The machine does not and cannot discriminate in its air sample.   It will measure and analyze the 1.5 liters of breath that it is given. The problems with the theory is that the breath machine has to assume a similar lung volume amongst the population. Common sense dictates that a 21 year old, 6 foot male in perfect health blowing 7 liters of air IS DIFFERENT than an 65 year old, 5 foot 2 inch woman who may only blow 1.5 liters.

The major injustice in DUI/OVI law in Ohio is that attorneys are prevented from attacking the “junk science” of breath tests machines due to the decision in State v. Vega. As amazing as it seems, Ohio has decided that if the government says the science is good enough, then attorneys cannot challenge it. Imagine if the same philosophy were used in other areas of criminal law. What if the Ohio legislature decided that eye-witnesses were inherently reliable and an attorney could not challenge them at trial. What is to stop them from saying that police officers are inherently reliable and they too are free from cross examination.
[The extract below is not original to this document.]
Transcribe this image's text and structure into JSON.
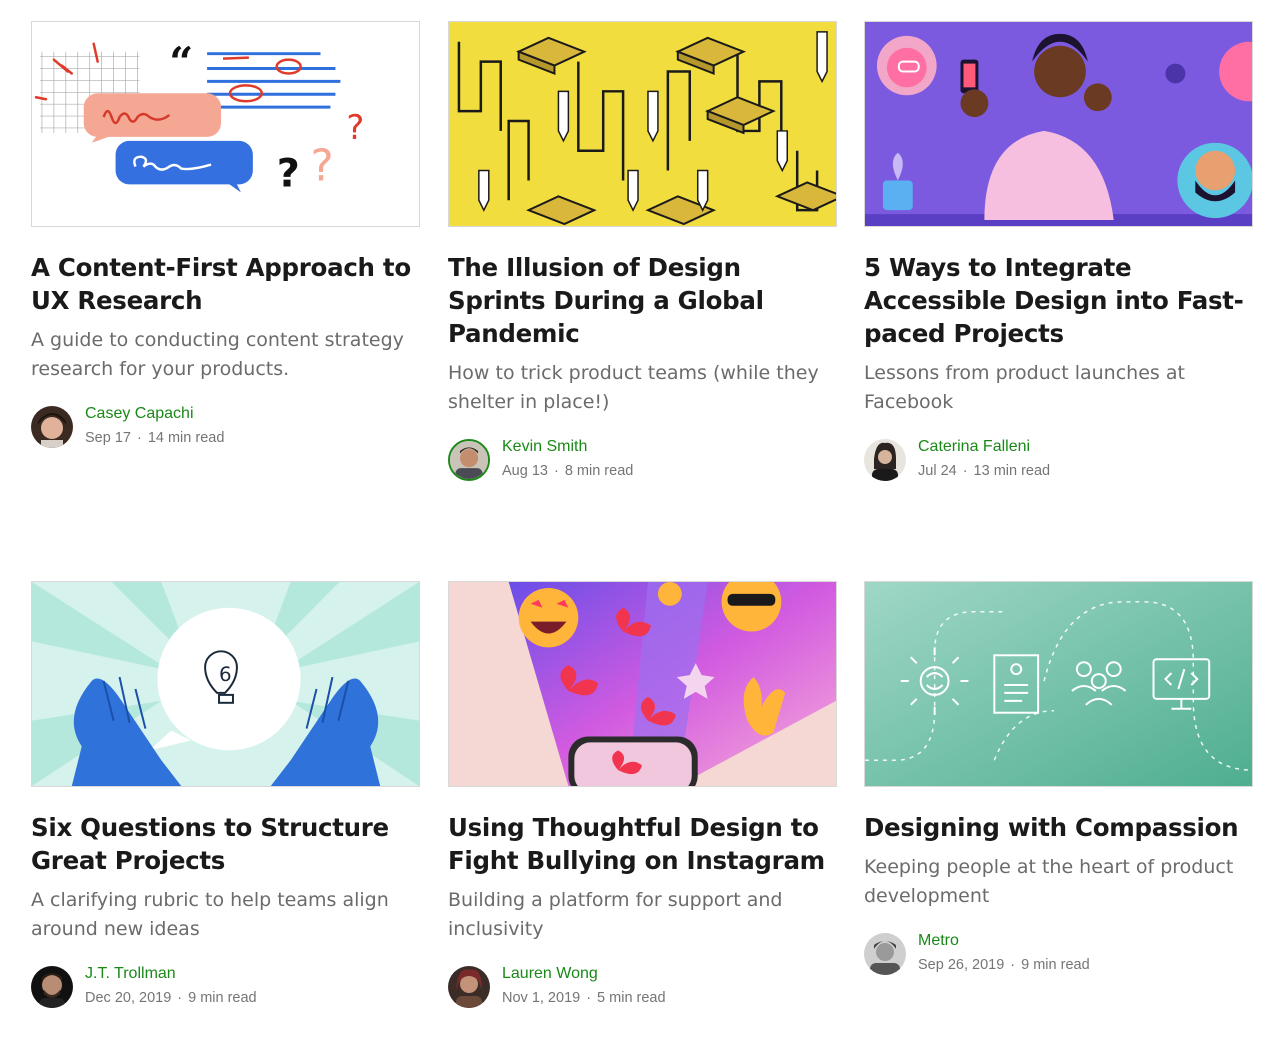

Our American values suggest that when the government accuses you of a crime you have the right (and your attorney the duty) to challenge the evidence against you. If attorneys vigorously fight, the police are trained to do a better job. Judges who hold the state to a higher standard protect the citizens from tyranny. Being pro-law enforcement should not ever mean we give them a pass, but that we hold them to such a standard that even in the most difficult case we trust the system. The maxim that 10 guilty should go free rather than one innocent be punished express the highest esteem for law enforcement and for our system. Allowing junk science in DUI cases has an opposite and corrosive effect to our American values.

Dayton DUI attorney Charles M. Rowland II dedicates his practice to defending the accused drunk driver.  He has the credentials and the experience to win your case and has made himself Dayton’s choice for DUI defense.  Contact Charles Rowland by phone at 937-318-1DUI (937-318-1384), 937-879-9542, or toll-free at 1-888-ROWLAND (888-769-5263).  For after-hours help contact our 24/7 DUI HOTLINE at 937-776-2671.  For information about Dayton DUI sent directly to your mobile device, text DaytonDUI (one word) to 50500.  Follow DaytonDUI on Twitter @DaytonDUI or Get Twitter updates via SMS by texting DaytonDUI to 40404. DaytonDUI is also available on Facebook, www.facebook.com/daytondui.  You can also email Charles Rowland at: CharlesRowland@CharlesRowland.com or write to us at 2190 Gateway Dr., Fairborn, Ohio 45324.